Traditional knowledge and stock stories continue to hamper the work of climate advocates all over most of Africa, with the belief that natural disasters are punishments from an ethereal being. In an interview with an indigene of Oniru community in Lagos, who preferred not to be named, he quipped ‘Can’t you see all the disasters America has? Hurricane, volcano eruptions, landslides, earthquakes? It is because of all the evil things they are doing’. These beliefs have formed the linen and fabric of the understanding of the world around them in these communities. A factor that plays a major role in the antagonism to the message of climate change and the call for a change in habits, and adoption of adaptation or mitigation strategies, is the literacy level of the population. For a population that has no formal education, and who has known a particular story or string of stories all their lives - made to believe that the rainmaker is the one who makes or stops rains- they believe that the gods of fertility and harvest when appeased will cause the weather to favour agriculture during the planting seasons, and they are rest assured that weather patterns that destroy things or hurt people are chastisements or reprimands from an angry supernatural being for one evil thing done or another.
In August 2017, Climate Journalists from across Africa met in a small ideation space in Adawa, Addis Ababa to brainstorm these issues and the possible solutions to them. Enthusing on these communities and the precarious situation they find themselves, Theri Lehtinen, delegate from the European Union (EU) to Ethiopia said ‘ They don’t have a clue why it’s happening, but they are the ones paying for it, and it’s a price they cannot afford’. Mr Binyam Yakob, another discussant at the meeting and an International Climate Negotiator from the Ethiopian Ministry of Environment highlighted the bottom-up approach as a pivotal solution. By working with these communities through an integrated bottom-up approach, rather than confrontational, there is a possibility for changing these stock narratives.
Yenagoa is, again, an example of such communities and is one of the coastal settlements in the Niger Delta part of Nigeria, with an average height of below 15 metres above sea level. The city’s topography makes it susceptible to flooding and it is seriously threatened by sea level rise occasioned by global warming. Therefore, people’s perception of climate change there, as being largely caused by human activities may be the most important factor and the key to any behavioural change whatsoever.
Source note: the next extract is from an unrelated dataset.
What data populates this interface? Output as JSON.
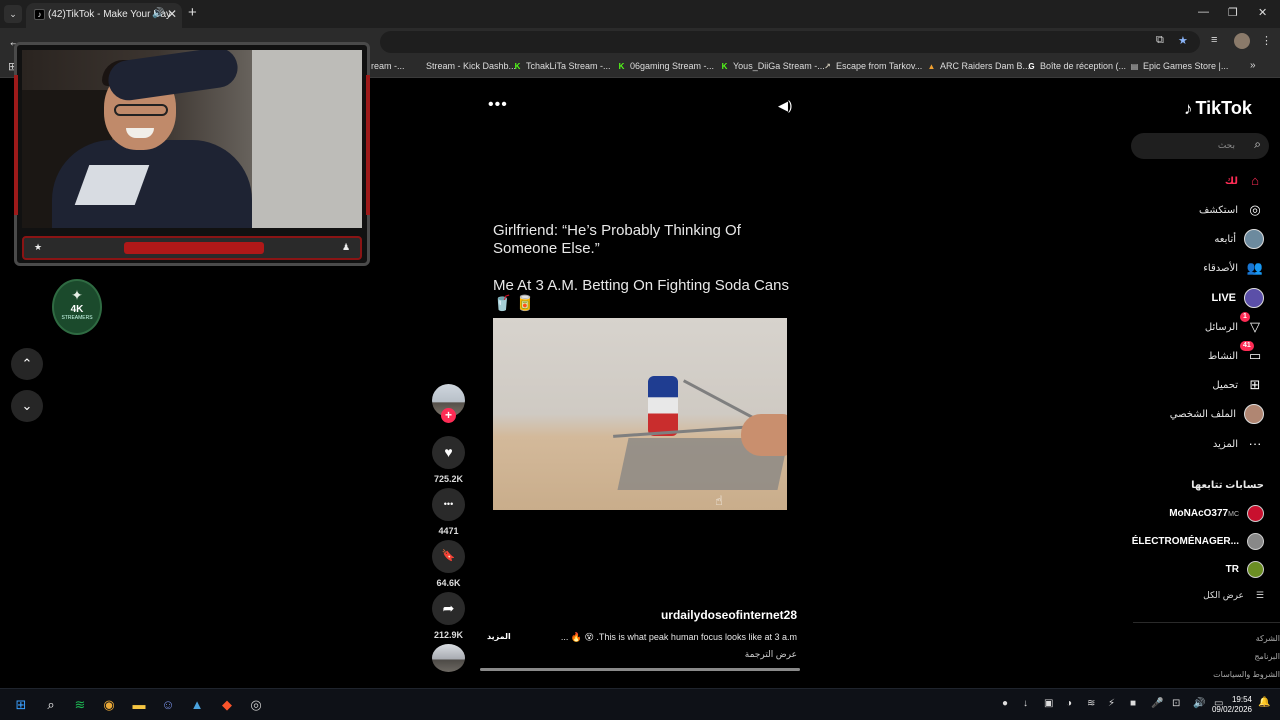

In this community, recent research showed that 48.3% of the people believe that the cause of climate change is divine providence and nothing caused by their human activities.
In a 2014 research by Christian Nche George of the University of Nigeria, Nsukka, he pointed out certain points of convergence between African traditional stories and climate change. He mentioned that African religion has an intricate connection with nature, and as religion has a strong foothold in Africa, it forms a lot of the stories and beliefs that directly oppose climate studies. He also pointed out, as have many other climate researchers, that, the process of changing the perception of these communities is a gradual one and not one that can be done by an ‘activism-centered’ approach. Professor Ejembi of the University of Agriculture, Makurdi, has remarked that the traditional knowledge already provides a platform on which to re-engineer the perception of community dwellers, because in spite of their beliefs, many of them have developed local mitigation and adaptation strategies, and have a very seamless means of communicating beliefs from generation to generation through music, poetry and folk stories. There is no doubt that changing these stock stories is a lot of work, but if done subtly, as though introducing a new product to a buyer, then the narratives in these communities may start to change.